Where roads in East Africa have an officially assigned name, this should of course be tagged using name=*. Many roads, however, are only known by a popular inofficial name. These commonly used names have the problem that the way they are used may change from one person to another or from one village to the next.
A good example within Uganda would be the primary road from Kampala to Gulu. In towns along this road, naming changes with a person's perspective. When oriented southward, the road will in most cases be called Kampala Road. If, however, a person's direction of travel is northward he will describe the same road as Gulu Road.
Therefore, it is considered good custom to name the major overland routes by their starting / end point; in this case Gulu - Kampala - Road. In doing so, the road name will allow for navigation in both directions.
Having said that, mappers should also make sure that a road does not change its names in very short intervals. Try, therefore, to identify the biggest and most important places a road links together and use only those for naming.
When using the name=* tag make sure you always type the full name.
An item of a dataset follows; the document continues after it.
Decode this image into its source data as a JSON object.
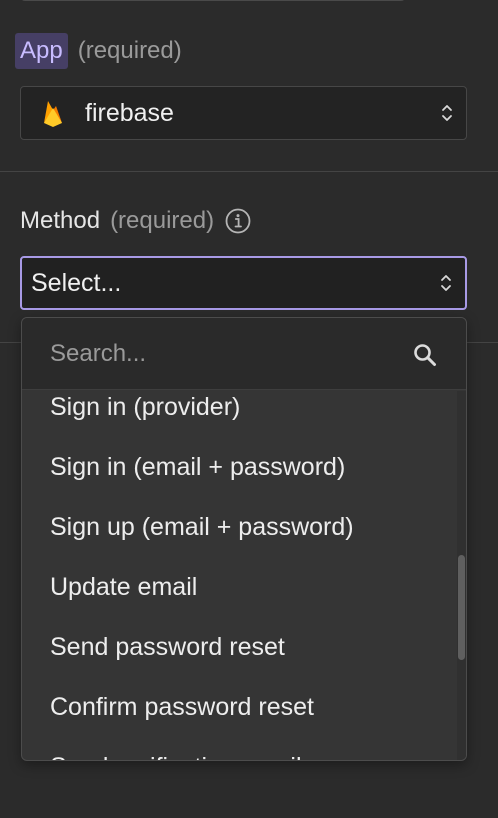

You should never use an abbreviation on names (i.e. Jinja Road, not Jinja Rd). Please also note that in the English language all parts of a name begin with a capital letter but are not spelled in capital letters only (i.e. David Mulindwa Road, not David mulindwa road or DAVID MULINDWA ROAD).
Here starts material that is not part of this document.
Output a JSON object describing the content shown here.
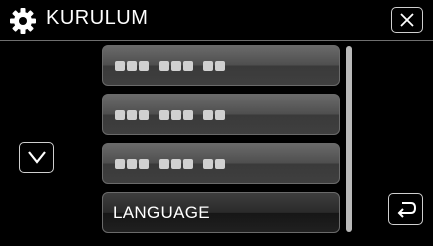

As has been said earlier, a road's surface condition does not necessarily reveal its importance in the country's transport system. Therefore, in addition to choosing the appropriate category, it is recommended to use surface=* to indicate the physical condition of the road.
Where this information is available, it is, however, advisable to be more specific on the material of the road surface (i.e. surface=asphalt and surface=concrete on paved or surface=ground and surface=dirt on unpaved roads).
In an African context, the surface tag should be used as often as possible. Where potholes represent more than 50% of the surface, the road should be considered as unpaved. highway=track are supposed to be unpaved by default.
East-African public transport typically relies on three different types of motorised vehicles: motorcycles (Boda-Bodas) for short-range, minibuses (Matatus or Dala Dalas) for mid-range coverage, and coaches for long-distance journeys.
Boda-Bodas serve the same purpose as motorcar taxis in Western countries. They operate as short-time hires for individual transport. Stages where motorcycle taxis wait for customers should therefore be tagged as amenity=taxi. Please consider adding motorcycle=yes and motorcar=no appropriately.
Minibuses are often referred to as taxis in East-African English. However, their mode of operation much rather resembles bus lines in the West. As opposed to individual transport, buses usually serve predefined routes at regular intervals with the opportunity for travellers to jump on and off at any stop. This is exactly how minibus taxis in East Africa operate. Therefore, minibus stations should be tagged as amenity=bus_station (or with the new public_transport=station respectively). An additional name=XYZ Taxi Park should be added to include the locally used designation.
Coaches, as the third element in African public transport infrastructure, cover long distances and might even offer cross-border transport. Their points of departure / arrival should similarly be tagged as amenity=bus_station (or with the new public_transport=station). Where possible add the name of the coach line operator using operator=*.
Water wells / Boreholes
In East Africa, the majority of people fetch their daily water supplies from public water wells or boreholes. These are usually fitted with manually operated pumps. To include them in OpenStreetMap, use man_made=water_well in addition with pump=manual.
If known, please also add drinking_water=*.
As water boreholes play an important role in African public infrastructure, it is highly recommended to map as many of them as possible. This might turn out to be useful information, particularly in possible future crises.
Unless a water well is also a widely known landmark, refrain from tagging every borehole with name=* as this will unnecessarily clutter up the map.